“Chris Hill, the Collin County Judge, on one or more occasions, improperly seized documents and emails under my care, custody and control, without my knowledge or consent, by improperly accessing the email servers used by the Office of the District Clerk,” Finley stated. “When Judge Hill's misconduct was discovered, both the Office of the District Clerk, and the Collin County IT Department notified him in writing that his conduct was inappropriate and in violation of State and Federal law. Despite repeated warnings, Judge Hill improperly seized a significant number of protected communications and documents on one or more occasions.”
When asked about that portion of the statement, a Collin County spokesperson said the elected officials involved in the interaction would need to speak to their exchange.
Finley said she had been told that her request for an independent email server for the Office of the District Clerk was “not recommended.”
“If the Collin County Commissioners do not approve an independent email server to protect the documents and communications under my control from the type of improper access perpetrated by County Judge Hill, I will have exhausted every reasonable remedy at my disposal to satisfy my statutory duties to protect the documents under my care, and I will be left with no remaining option but to seek an injunction preventing Judge Hill from releasing the documents he improperly seized,” Finley stated.
A Thursday morning statement from Hill’s office said that since 2019, Collin County had been compelled to respond to a series of legal, financial and personnel issues originating in the office of the Collin County District Clerk. Hill stated that he sent a letter to the county’s attorney in November that detailed “issues” with the office and that sought guidance on how to protect the county from “potential liabilities.”

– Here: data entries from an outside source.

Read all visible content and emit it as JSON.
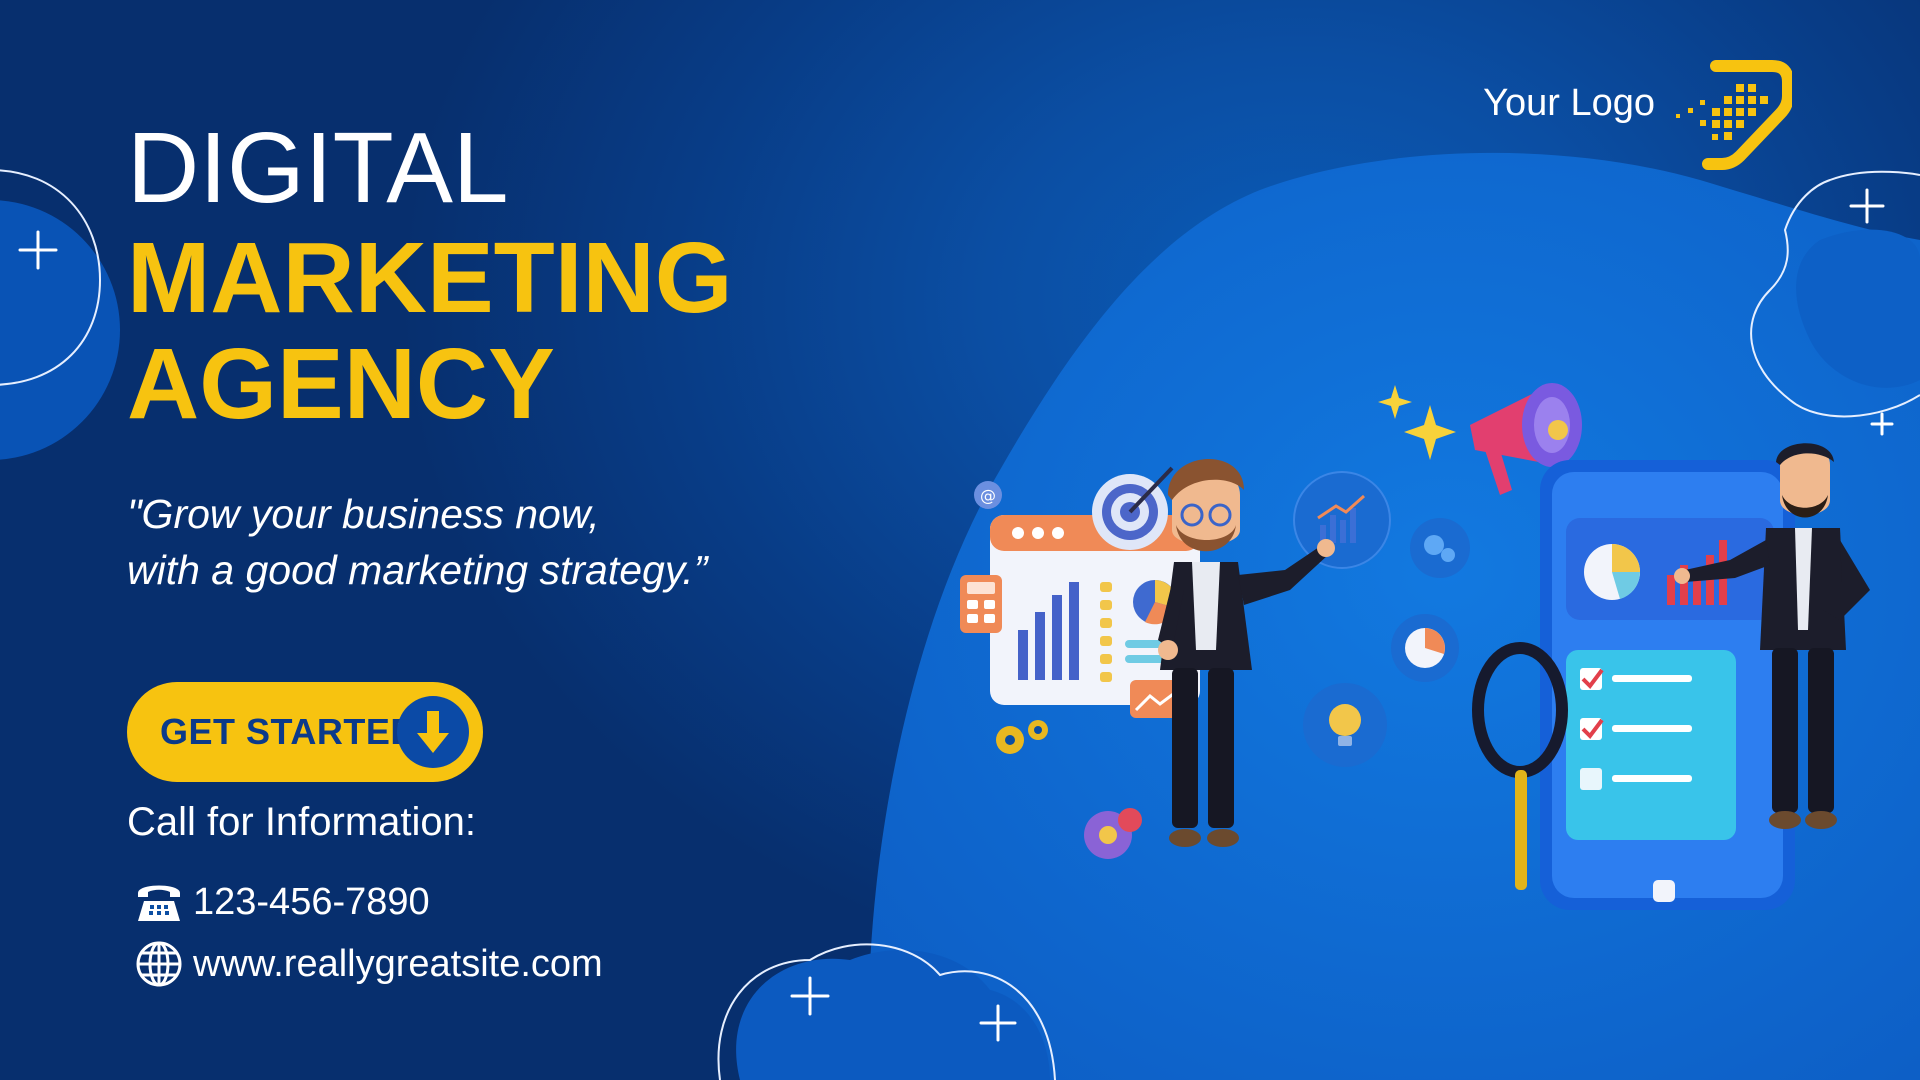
{
  "logo": {
    "text": "Your Logo",
    "icon": "logo-icon"
  },
  "headline": {
    "line1": "DIGITAL",
    "line2": "MARKETING",
    "line3": "AGENCY"
  },
  "tagline": {
    "line1": "\"Grow your business now,",
    "line2": "with a good marketing strategy.”"
  },
  "cta": {
    "label": "GET STARTED",
    "icon": "arrow-down-icon"
  },
  "contact": {
    "heading": "Call for Information:",
    "phone": "123-456-7890",
    "phone_icon": "telephone-icon",
    "website": "www.reallygreatsite.com",
    "website_icon": "globe-icon"
  },
  "colors": {
    "accent": "#f7c310",
    "background": "#0b4ea3",
    "text": "#ffffff"
  }
}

Hill stated he submitted a formal request for selected emails from the district clerk’s official email account as part of an ongoing inquiry, that the request was submitted through official channels and that the district clerk and County Commissioners were informed about the request.
“Before any emails were provided or reviewed, the county’s attorney evaluated the inquiry and advised the Commissioners Court that the request was legal and valid,” Hill said in the statement. “It is unfortunate that the district clerk has failed to address the underlying issues that plague her office and continues to demonstrate the poor leadership that caused these issues in the first place.”
Hill’s statement included a copy of the November letter, which included multiple allegations against Finley, including that her actions resulted in the District Clerk’s Office losing the ability to provide passport services to county citizens and that she denied two employees the ability to work remotely during the pandemic when they had underlying health conditions.
Finley did not respond to a request for comment regarding Hill’s latest statement by press time.